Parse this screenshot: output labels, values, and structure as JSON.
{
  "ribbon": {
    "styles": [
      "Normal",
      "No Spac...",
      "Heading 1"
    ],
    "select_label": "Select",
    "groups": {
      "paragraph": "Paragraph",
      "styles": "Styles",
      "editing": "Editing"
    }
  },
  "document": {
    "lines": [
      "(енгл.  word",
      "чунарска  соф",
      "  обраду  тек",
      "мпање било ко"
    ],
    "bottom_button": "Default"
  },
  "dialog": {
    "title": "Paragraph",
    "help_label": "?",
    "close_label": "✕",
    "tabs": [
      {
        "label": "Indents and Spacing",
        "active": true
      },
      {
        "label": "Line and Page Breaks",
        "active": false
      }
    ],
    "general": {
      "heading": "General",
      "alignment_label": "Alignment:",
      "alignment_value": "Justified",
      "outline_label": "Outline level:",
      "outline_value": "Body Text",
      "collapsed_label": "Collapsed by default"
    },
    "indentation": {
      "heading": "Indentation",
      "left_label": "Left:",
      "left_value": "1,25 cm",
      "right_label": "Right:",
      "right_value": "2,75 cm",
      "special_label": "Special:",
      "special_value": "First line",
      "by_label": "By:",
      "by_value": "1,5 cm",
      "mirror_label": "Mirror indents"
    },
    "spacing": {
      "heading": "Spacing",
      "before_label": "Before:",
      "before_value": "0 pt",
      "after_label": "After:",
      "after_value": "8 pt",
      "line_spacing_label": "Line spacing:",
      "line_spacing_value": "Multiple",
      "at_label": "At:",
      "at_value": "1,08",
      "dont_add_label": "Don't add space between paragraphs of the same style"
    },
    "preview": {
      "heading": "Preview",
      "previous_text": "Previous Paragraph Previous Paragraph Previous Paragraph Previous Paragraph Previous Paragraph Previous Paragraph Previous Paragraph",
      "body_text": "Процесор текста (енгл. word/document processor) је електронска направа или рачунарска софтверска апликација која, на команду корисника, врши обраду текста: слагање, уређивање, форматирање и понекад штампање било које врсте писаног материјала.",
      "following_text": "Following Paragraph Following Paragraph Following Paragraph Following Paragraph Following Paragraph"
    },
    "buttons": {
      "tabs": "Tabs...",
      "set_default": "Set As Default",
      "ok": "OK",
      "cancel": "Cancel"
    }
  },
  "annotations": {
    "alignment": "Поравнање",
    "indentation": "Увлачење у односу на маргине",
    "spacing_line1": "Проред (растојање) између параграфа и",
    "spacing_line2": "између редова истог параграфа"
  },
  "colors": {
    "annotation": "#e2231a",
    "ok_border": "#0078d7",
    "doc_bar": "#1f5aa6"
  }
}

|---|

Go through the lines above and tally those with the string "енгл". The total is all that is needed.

2